The good news for all you procrastinators is that it’s a quick read, fewer than 150 pages, and it’s easy to scan for the information that interests you most. Want to know more about how Google’s algorithms have evolved from “Panda” to “Penguin”? Check out Chapter 2. Curious to know what constitutes high-quality content, you’ll find that on page 35. How does SEO work? Flip to page 114.
But for me, the most important message of this book is revealed in the first chapter. That’s where Dietrich debunks one of the biggest PR myths – that somehow through distraction, smoke and mirrors or hocus pocus -- otherwise commonly known as “spin” -- companies can trick their customers into loving their products.
While “sex” may be what sells, it doesn’t last. Dietrich gives loads of examples where the scandalous, provocative, outrageous, and unconventional win public attention every time. (Case in point, today’s Boston Globe top headline was all about the most scandalous scandal of all time: “Deflategate!”)
But the idea that the attention-getting headlines can somehow build or sustain brand value is a false notion.
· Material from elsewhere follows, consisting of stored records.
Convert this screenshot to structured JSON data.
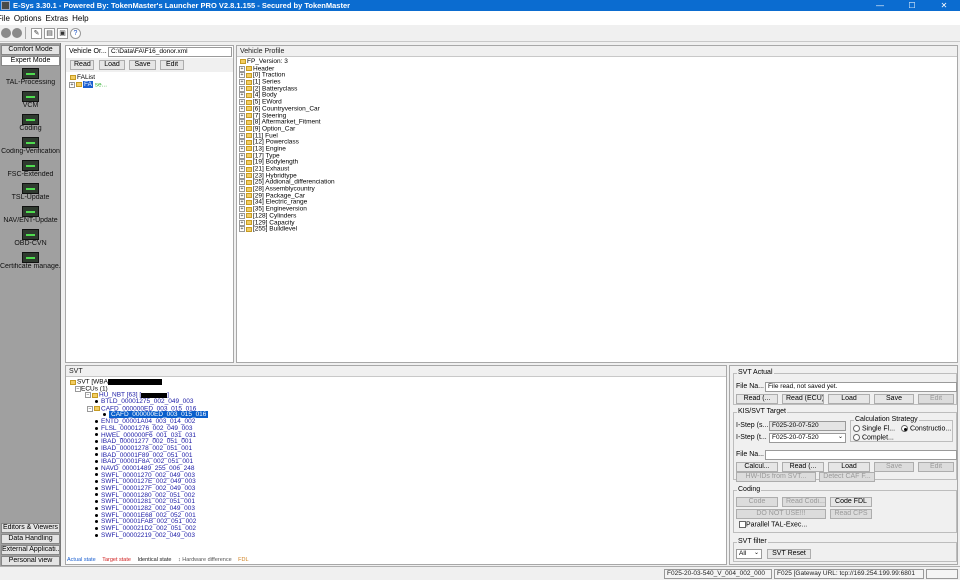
{
  "window": {
    "title": "E-Sys 3.30.1 - Powered By: TokenMaster's Launcher PRO V2.8.1.155 - Secured by TokenMaster",
    "minimize": "—",
    "maximize": "☐",
    "close": "✕"
  },
  "menu": [
    "File",
    "Options",
    "Extras",
    "Help"
  ],
  "sidebar": {
    "top_buttons": [
      "Comfort Mode",
      "Expert Mode"
    ],
    "tools": [
      "TAL-Processing",
      "VCM",
      "Coding",
      "Coding-Verification",
      "FSC-Extended",
      "TSL-Update",
      "NAV/ENT-Update",
      "OBD-CVN",
      "Certificate manage..."
    ],
    "bottom_buttons": [
      "Editors & Viewers",
      "Data Handling",
      "External Applicati...",
      "Personal view"
    ]
  },
  "vehicle_order": {
    "label": "Vehicle Or...",
    "path": "C:\\Data\\FA\\F16_donor.xml",
    "buttons": [
      "Read",
      "Load",
      "Save",
      "Edit"
    ],
    "tree_root": "FAList",
    "tree_item": "FA",
    "tree_item_suffix": "se..."
  },
  "vehicle_profile": {
    "title": "Vehicle Profile",
    "root": "FP_Version: 3",
    "items": [
      "Header",
      "[0] Traction",
      "[1] Series",
      "[2] Batteryclass",
      "[4] Body",
      "[5] EWord",
      "[6] Countryversion_Car",
      "[7] Steering",
      "[8] Aftermarket_Fitment",
      "[9] Option_Car",
      "[11] Fuel",
      "[12] Powerclass",
      "[13] Engine",
      "[17] Type",
      "[19] Bodylength",
      "[21] Exhaust",
      "[23] Hybridtype",
      "[25] Addional_differenciation",
      "[28] Assemblycountry",
      "[29] Package_Car",
      "[34] Electric_range",
      "[35] Engineversion",
      "[128] Cylinders",
      "[129] Capacity",
      "[255] Buildlevel"
    ]
  },
  "svt": {
    "title": "SVT",
    "root_prefix": "SVT [WBA",
    "ecus_label": "ECUs (1)",
    "hu_label": "HU_NBT [63] [",
    "btld": "BTLD_00001275_002_049_003",
    "cafd_parent": "CAFD_000000ED_003_015_016",
    "cafd_selected": "CAFD_000000ED_003_015_016",
    "entries": [
      "ENTD_00001A04_003_014_002",
      "FLSL_00001276_002_049_003",
      "HWEL_000000F6_001_031_031",
      "IBAD_00001277_002_051_001",
      "IBAD_00001278_002_051_001",
      "IBAD_00001F89_002_051_001",
      "IBAD_00001F8A_002_051_001",
      "NAVD_00001489_255_006_248",
      "SWFL_00001270_002_049_003",
      "SWFL_0000127E_002_049_003",
      "SWFL_0000127F_002_049_003",
      "SWFL_00001280_002_051_002",
      "SWFL_00001281_002_051_001",
      "SWFL_00001282_002_049_003",
      "SWFL_00001E68_002_052_001",
      "SWFL_00001FAB_002_051_002",
      "SWFL_000021D2_002_051_002",
      "SWFL_00002219_002_049_003"
    ],
    "legend": [
      "Actual state",
      "Target state",
      "Identical state",
      "↕ Hardware difference",
      "FDL"
    ],
    "legend_colors": [
      "#1a5fd0",
      "#d02020",
      "#202020",
      "#555555",
      "#d08020"
    ]
  },
  "right_panel": {
    "svt_actual": {
      "title": "SVT Actual",
      "file_label": "File Na...",
      "file_value": "File read, not saved yet.",
      "buttons": [
        "Read (...",
        "Read (ECU)",
        "Load",
        "Save",
        "Edit"
      ]
    },
    "kis": {
      "title": "KIS/SVT Target",
      "istep_s_label": "I-Step (s...",
      "istep_s_value": "F025-20-07-520",
      "istep_t_label": "I-Step (t...",
      "istep_t_value": "F025-20-07-520",
      "calc_title": "Calculation Strategy",
      "radio_single": "Single Fl...",
      "radio_construction": "Constructio...",
      "radio_complete": "Complet...",
      "file_label": "File Na...",
      "buttons": [
        "Calcul...",
        "Read (...",
        "Load",
        "Save",
        "Edit"
      ],
      "hw_button": "HW-IDs from SVT...",
      "detect_button": "Detect CAF F..."
    },
    "coding": {
      "title": "Coding",
      "code_button": "Code",
      "read_coding_button": "Read Codi...",
      "code_fdl_button": "Code FDL",
      "do_not_use_button": "DO NOT USE!!!",
      "read_cps_button": "Read CPS",
      "parallel_label": "Parallel TAL-Exec..."
    },
    "filter": {
      "title": "SVT filter",
      "select_value": "All",
      "reset_button": "SVT Reset"
    }
  },
  "statusbar": {
    "istep": "F025-20-03-540_V_004_002_000",
    "connection": "F025 [Gateway URL: tcp://169.254.199.99:6801"
  }
}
No amount of headlines will help a product or service that doesn’t pass muster.
We’ve all heard the old (misguided) adage: “Any PR is good PR.” Ms. Dietrich rightly points out that, in fact, the only good PR is PR that builds good, old-fashioned trust with customers, the kind that is forged over time and made of real, concrete experiences. Now, those experiences don’t have to be boring, white bread experiences – they just have to be true to the ethos of the company and its brand value.
An example Dietrich gives is an online recipe database called Foodily. Foodily found a way to engage its customers, not by trying to prove how great its recipe database is, but by inviting people to share their favorite mealtime memories. They created an experience that was about the customer, giving them a reason to interact with the company and other customers that was simple, real and valuable, with no strings attached.
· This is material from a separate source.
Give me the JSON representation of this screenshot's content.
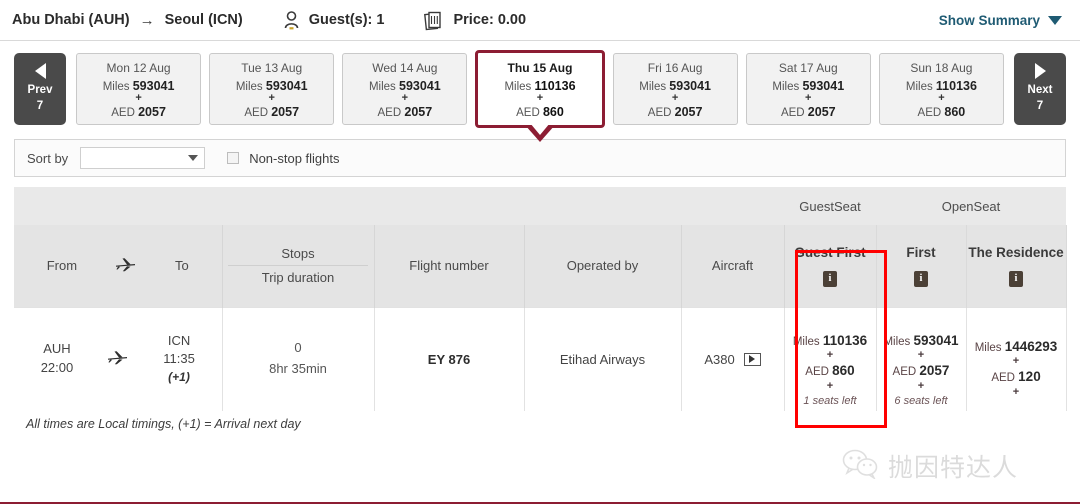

Another important point Dietrich hits on early in the book is the value of studying fiction writing to help tell company stories. She’s not advocating making up stories, but rather employing the formula of fiction to engage an audience. Stories are human beings’ natural way of sharing information. But it’s important to know what makes a good story. An idea, Dietrich tells us, isn’t enough to make a story. We need to enhance it with themes and concepts that challenge us intellectually and emotionally.
For example, no one really cares about a new car model, but make it a car model that puts its employees and customers on the side of sustainability and social causes, and now we’re talking. The story is enhanced by pointing to opposing forces determined to defend the status quo. Suddenly the story is about the struggle for innovation that can transform our world and our role in that struggle. That’s not spin, that’s just good storytelling that helps the audience understand why they should care.
In the end, as Dietrich’s book serves to highlight, the public nature of our digital world will ultimately decide a company’s story, revealing its true colors, so one might as well stick to those colors and avoid fading through repeated spin cycles.